Initially, Okulick worked with painted wood and readymade materials, both of which he still uses today in concert with other media including metal. In the 1970s his sculpture typically looked like abstract wooden boxes or x-shapes, sometimes painted in colorful checkerboard patterns. By the early 1980s, he had begun to make wall-pieces, complex three-dimensional tapestries of shapes that are somewhere between sculptures, paintings, and puzzles. To create them, Okulick started with drawings, and then carefully designed interlocking configurations of forms that would look like his sketch when viewed head-on. In these wall-pieces, which went on to include Water’s Edge (1986), the shapes seem to jut forward farther than they physically do, and to recede into the space of the wall—a physical impossibility, but convincingly masked by Okulick’s optical illusions.
Since Okulick’s first shows, critics have noted his works’ unique angular energy and spatial contortionism, achieved through a combination of geometric and mechanical forms, as well as through his use of ungraded colors that do not conform to traditional chiaroscuro-based spatial illusion. A review of his show at the Nancy Hoffman Gallery in 1986 praised his style as a “contemporary extension of Cubism” that “questions received wisdom pertaining to the representation of objects in space.” But although Okulick’s semi-abstract style has earned comparisons to the purism of Ferdinand Léger and Amédée Ozenfant, his art has never been only abstract or academic. Okulick’s formal play is as much human as it is mechanical. The wall-pieces have a representational quality, belied by their abstract appearance but still visible. For instance, he uses “strands of raffia” that “seem as clean and beautiful as freshly washed hair,” as well as overall compositions that resemble eyes or even whole human figures. Sometimes the overlap of man and machine is present through absence: in Water’s Edge, empty stairs invite the spectator to walk into the distorted space of the work, implicitly pulling a human presence into the geometry.
Okulick’s mid-1980s wall-pieces are a clear highpoint in his spatial experimentation. They are crowded but not jumbled: each piece serves a specific spatial function, sometimes lifting its neighboring shapes upwards, sometimes pulling them back into the wall depending on the way the forms intersect. Okulick’s precise articulation of each junction between the shapes results in a complex mass that seems to be floating. The space between the pieces adds to the floating sensation. The works feel light and airy.
Although they vary in form, Okulick’s 1980s works were consistent in their human-mechanical themes and their elliptical feel—elliptical in the sense of a felt absence or spacey-ness, as well as in the sense of an oval shape. But while his vision in the 1980s was consistent, it was far from stagnant. In fact, Water’s Edge itself represents a major turning point in Okulick’s artistic vision.
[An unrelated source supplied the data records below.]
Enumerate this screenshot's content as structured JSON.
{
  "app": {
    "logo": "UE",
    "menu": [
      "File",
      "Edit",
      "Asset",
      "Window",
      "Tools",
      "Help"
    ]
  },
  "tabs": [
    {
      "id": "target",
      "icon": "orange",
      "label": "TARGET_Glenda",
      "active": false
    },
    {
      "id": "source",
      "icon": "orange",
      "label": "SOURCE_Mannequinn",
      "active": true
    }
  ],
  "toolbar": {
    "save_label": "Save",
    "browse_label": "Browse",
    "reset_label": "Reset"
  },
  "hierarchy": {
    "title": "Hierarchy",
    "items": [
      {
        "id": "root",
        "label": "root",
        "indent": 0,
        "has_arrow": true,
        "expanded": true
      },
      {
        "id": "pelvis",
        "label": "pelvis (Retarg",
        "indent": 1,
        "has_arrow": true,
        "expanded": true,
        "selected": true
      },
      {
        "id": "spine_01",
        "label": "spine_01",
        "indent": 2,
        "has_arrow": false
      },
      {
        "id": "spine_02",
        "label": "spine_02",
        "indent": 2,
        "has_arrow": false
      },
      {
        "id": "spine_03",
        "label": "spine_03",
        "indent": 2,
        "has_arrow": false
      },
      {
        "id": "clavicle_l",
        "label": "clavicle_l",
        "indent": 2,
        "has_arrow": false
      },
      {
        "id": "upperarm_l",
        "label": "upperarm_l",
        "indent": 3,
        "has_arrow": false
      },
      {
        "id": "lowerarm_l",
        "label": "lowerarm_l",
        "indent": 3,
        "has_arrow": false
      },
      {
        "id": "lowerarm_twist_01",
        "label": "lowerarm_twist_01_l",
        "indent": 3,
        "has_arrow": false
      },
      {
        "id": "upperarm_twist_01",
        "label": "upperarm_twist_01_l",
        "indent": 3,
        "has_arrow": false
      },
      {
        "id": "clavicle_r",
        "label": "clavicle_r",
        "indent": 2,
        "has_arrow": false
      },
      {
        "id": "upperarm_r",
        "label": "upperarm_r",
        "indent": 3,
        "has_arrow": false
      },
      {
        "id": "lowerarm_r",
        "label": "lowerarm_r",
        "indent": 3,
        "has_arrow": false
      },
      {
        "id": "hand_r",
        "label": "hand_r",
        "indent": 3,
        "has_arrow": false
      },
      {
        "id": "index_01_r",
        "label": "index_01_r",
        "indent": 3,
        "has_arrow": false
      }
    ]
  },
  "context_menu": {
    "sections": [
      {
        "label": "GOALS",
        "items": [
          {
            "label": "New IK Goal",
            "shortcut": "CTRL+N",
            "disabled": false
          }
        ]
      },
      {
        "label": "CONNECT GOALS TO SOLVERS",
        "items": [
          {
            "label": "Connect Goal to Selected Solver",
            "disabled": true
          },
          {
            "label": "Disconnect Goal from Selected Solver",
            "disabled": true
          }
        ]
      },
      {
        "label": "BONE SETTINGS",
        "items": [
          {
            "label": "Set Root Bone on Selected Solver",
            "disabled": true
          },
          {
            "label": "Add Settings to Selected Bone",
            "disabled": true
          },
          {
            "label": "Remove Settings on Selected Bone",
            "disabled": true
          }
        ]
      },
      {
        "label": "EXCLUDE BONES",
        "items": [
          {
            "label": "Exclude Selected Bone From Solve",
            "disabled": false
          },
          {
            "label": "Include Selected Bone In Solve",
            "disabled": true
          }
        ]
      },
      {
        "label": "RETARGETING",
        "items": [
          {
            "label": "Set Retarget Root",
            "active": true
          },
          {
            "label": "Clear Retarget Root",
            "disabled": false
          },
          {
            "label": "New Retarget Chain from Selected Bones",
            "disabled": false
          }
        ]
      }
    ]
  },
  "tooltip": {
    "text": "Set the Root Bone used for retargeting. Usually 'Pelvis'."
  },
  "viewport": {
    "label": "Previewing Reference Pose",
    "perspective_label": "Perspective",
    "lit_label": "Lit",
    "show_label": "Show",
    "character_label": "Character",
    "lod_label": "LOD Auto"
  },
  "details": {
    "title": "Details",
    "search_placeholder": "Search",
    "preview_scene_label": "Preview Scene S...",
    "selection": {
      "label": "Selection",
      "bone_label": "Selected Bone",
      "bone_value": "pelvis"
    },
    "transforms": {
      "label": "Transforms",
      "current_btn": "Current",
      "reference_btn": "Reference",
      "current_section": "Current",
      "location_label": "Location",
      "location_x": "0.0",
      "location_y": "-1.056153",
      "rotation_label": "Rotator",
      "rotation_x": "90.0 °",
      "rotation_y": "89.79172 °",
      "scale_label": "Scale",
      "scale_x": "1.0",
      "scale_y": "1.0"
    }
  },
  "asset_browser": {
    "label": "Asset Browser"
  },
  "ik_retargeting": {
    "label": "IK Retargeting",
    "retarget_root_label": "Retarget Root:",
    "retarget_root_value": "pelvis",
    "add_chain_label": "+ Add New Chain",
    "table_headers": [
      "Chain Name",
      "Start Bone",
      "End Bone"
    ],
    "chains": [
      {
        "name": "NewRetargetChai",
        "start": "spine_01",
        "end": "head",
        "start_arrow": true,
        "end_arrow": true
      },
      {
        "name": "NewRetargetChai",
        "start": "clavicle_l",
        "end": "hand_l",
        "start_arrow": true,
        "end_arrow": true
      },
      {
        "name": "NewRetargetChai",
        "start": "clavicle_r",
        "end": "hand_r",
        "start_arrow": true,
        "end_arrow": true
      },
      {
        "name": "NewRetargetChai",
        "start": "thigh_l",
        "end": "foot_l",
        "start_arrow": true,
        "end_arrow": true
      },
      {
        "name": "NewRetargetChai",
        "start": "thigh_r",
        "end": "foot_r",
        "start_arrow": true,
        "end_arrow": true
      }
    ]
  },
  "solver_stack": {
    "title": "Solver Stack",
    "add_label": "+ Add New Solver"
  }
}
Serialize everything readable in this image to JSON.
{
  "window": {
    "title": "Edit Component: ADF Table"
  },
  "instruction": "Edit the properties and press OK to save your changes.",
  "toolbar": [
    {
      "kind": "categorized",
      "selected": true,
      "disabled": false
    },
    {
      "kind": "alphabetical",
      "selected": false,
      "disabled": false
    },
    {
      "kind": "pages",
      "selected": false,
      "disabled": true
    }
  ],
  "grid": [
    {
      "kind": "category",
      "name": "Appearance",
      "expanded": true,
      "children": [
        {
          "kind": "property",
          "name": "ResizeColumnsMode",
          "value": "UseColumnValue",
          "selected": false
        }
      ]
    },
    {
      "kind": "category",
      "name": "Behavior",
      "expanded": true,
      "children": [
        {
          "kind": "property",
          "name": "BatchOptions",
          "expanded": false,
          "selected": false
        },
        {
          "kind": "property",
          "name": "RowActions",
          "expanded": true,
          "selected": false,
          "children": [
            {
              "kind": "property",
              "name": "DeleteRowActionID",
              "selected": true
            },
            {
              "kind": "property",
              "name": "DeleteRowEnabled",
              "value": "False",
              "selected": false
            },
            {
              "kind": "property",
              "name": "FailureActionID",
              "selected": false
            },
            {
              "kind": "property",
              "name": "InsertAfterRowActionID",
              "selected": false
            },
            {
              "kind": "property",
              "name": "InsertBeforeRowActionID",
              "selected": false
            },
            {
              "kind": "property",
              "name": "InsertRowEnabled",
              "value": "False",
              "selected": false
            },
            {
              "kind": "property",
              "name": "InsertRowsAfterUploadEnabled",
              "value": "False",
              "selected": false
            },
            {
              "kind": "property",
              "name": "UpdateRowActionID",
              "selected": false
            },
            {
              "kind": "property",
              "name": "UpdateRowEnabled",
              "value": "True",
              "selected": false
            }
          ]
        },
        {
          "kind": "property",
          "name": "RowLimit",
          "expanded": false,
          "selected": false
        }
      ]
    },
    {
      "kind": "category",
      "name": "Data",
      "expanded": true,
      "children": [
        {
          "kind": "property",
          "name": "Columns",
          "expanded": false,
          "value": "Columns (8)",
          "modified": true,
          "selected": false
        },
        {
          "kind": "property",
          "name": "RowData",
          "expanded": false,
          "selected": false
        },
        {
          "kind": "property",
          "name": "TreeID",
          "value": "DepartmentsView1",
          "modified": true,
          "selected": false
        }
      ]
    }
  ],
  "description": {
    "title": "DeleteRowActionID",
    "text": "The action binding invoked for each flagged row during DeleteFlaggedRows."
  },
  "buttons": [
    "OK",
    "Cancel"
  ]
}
He was moving away from a predominantly geometric style towards new, visibly anthropomorphic forms that more aggressively mixed man and machine. In Water’s Edge one can still see the elliptical configuration typical of Okulick’s 1980s work, but the piece’s limb-like protruding staircases and wood planks give the piece a uniquely human sensibility that hints at Okulick’s experiments in the 1990s.
In recent years, Okulick has pared down his pieces, opting for unpainted wood and metal arranged in black-and-beige patterns. He has also created a number of large, public, site-specific works, in various cities including Los Angeles. Since the 1970s he has been featured in over 100 exhibitions, including 30 solo shows, and his work is on view at a number of prominent museums and galleries in the U.S. He continues to live and work in California.